Business Valuation During Divorce
Property division and maintenance can become heated, emotional controversies during a divorce. They are particularly sticky when a closely held family-owned business that has been a substantial source of income for a married couple is at stake. New Jersey is an equitable distribution state, which means that the court will divide marital property based on what is fair and reasonable, rather than automatically impose an exactly even split. However, reasonable people may disagree about the value of a business, and the task of valuing it is intricate and challenging, which is why consulting a Middlesex or Monmouth County business valuation lawyer is important. An experienced family law attorney at Goldstein Law Group can help you select and advocate for an appropriate business valuation method during a divorce proceeding.Business Valuation Methods in New Jersey
A buy-sell agreement or a prenuptial agreement may help establish the value of a business or a spouse's interest in it. However, in many cases, a forensic accounting expert retained by your attorney, your spouse's attorney, or the court will determine the value of a closely held business. The expert will examine the business' books and records, as well as deposition testimony provided by the parties.
Valuing small, closely held businesses can be the most subjective area of valuation when splitting up marital property because there is no concrete definition of the "fair value" of a business. Determining fair value requires judges to consider proof of a business' value by any methods that are considered acceptable in the financial community and otherwise admissible in court. While IRS Revenue Ruling 59-60 includes guidelines for business valuation, the process is fact-sensitive and varies from case to case. Factors the court may consider are the nature of the business, the economic outlook of the business and the specific industry to which it belongs, the book value of the stock, the financial condition of the business and its earning capacity, its dividend paying capacity, goodwill and other intangibles, stock sales, and the market price of competitors. A business valuation attorney in Monmouth or Middlesex County can advise you on how these factors may apply to you.
In New Jersey, courts generally permit three ways of valuing closely held businesses for purposes of property distribution: the income method (also known as the capitalization of income method), the market method, and the cost approach method. None of these formulas applies to all circumstances, and they don't necessarily produce the same results. Instead, each is appropriate to a different situation.
The capitalization of income method is probably the most commonly used method in a divorce. When this is used, a forensic accountant determines the fair value of the income stream to the enterprise’s owner. This involves determining the total financial benefit that is created by the business operation by assessing wages and distributions, among other things. The financial benefit minus the reasonable value of the owner's services (known as “reasonable comp.”) is capitalized into an estimate of value.
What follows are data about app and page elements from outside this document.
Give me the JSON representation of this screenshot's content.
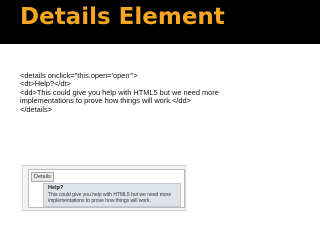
{
  "slide": {
    "title": "Details Element",
    "code_lines": [
      "<details onclick=\"this.open='open'\">",
      "<dt>Help?</dt>",
      "<dd>This could give you help with HTML5 but we need more",
      "implementations to prove how things will work.</dd>",
      "</details>"
    ]
  },
  "demo": {
    "tab_label": "Details",
    "summary": "Help?",
    "body_lines": [
      "This could give you help with HTML5 but we need more",
      "implementations to prove how things will work."
    ]
  },
  "colors": {
    "title_bar": "#000000",
    "title_text": "#f5a623"
  }
}
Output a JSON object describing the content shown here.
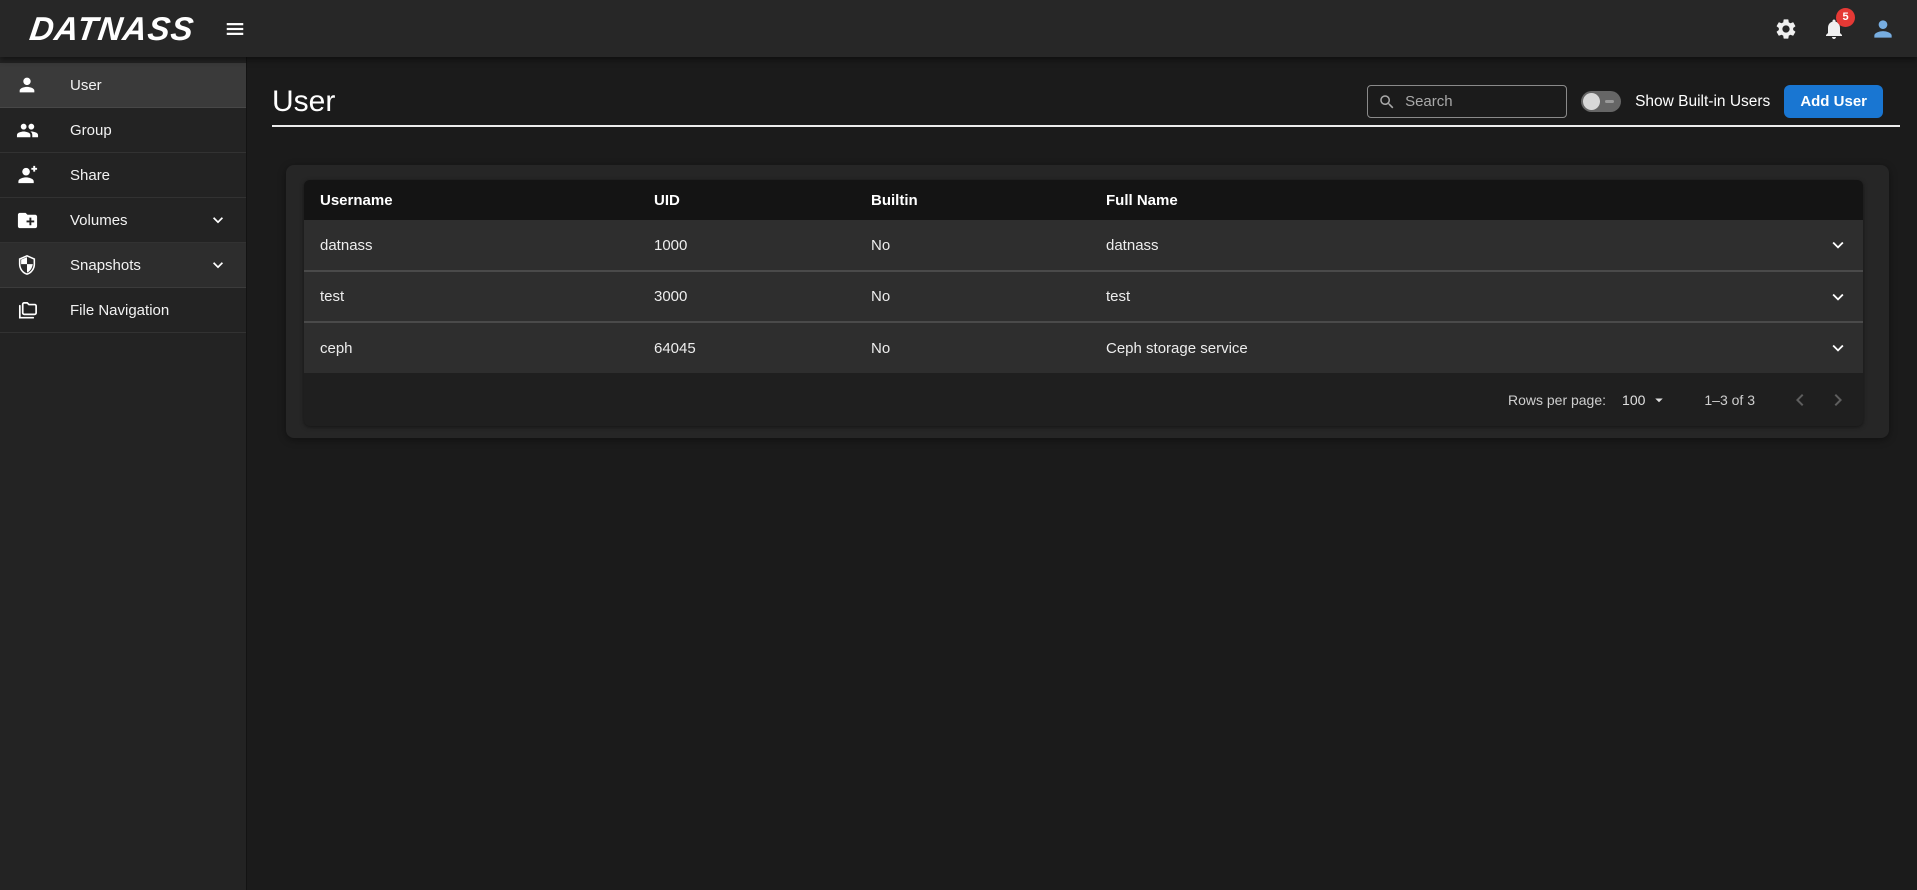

The business evaluator will employ a capitalization rate (the “cap rate”) to the income data after subtracting the reasonable comp, as part of the process in arriving at the value of the business for equitable distribution purposes.Enlist the Assistance of a Business Valuation Lawyer in Monmouth or Middlesex County
At Goldstein Law Group, our divorce lawyers retain knowledgeable and skilled forensic accountants to help small business owners throughout Middlesex County in connection with a divorce and any attendant business valuation, cash flow analysis, and lifestyle analysis of the parties that needs to be conducted. We understand how challenging it is to see your marital assets divided, and we provide ethical representation to those with high-value assets. The partners of Goldstein Law Group possess prior professional experience that uniquely qualifies them in business evaluations and equitable distribution issues of business interests in a New Jersey divorce action. You can contact us at 732-967-6777 or by completing our online form. Our Middlesex and Monmouth County business valuation attorneys have assisted individuals from Rumson, Red Bank, Old Bridge, East Brunswick, Marlboro, Manalapan, Freehold, and other communities.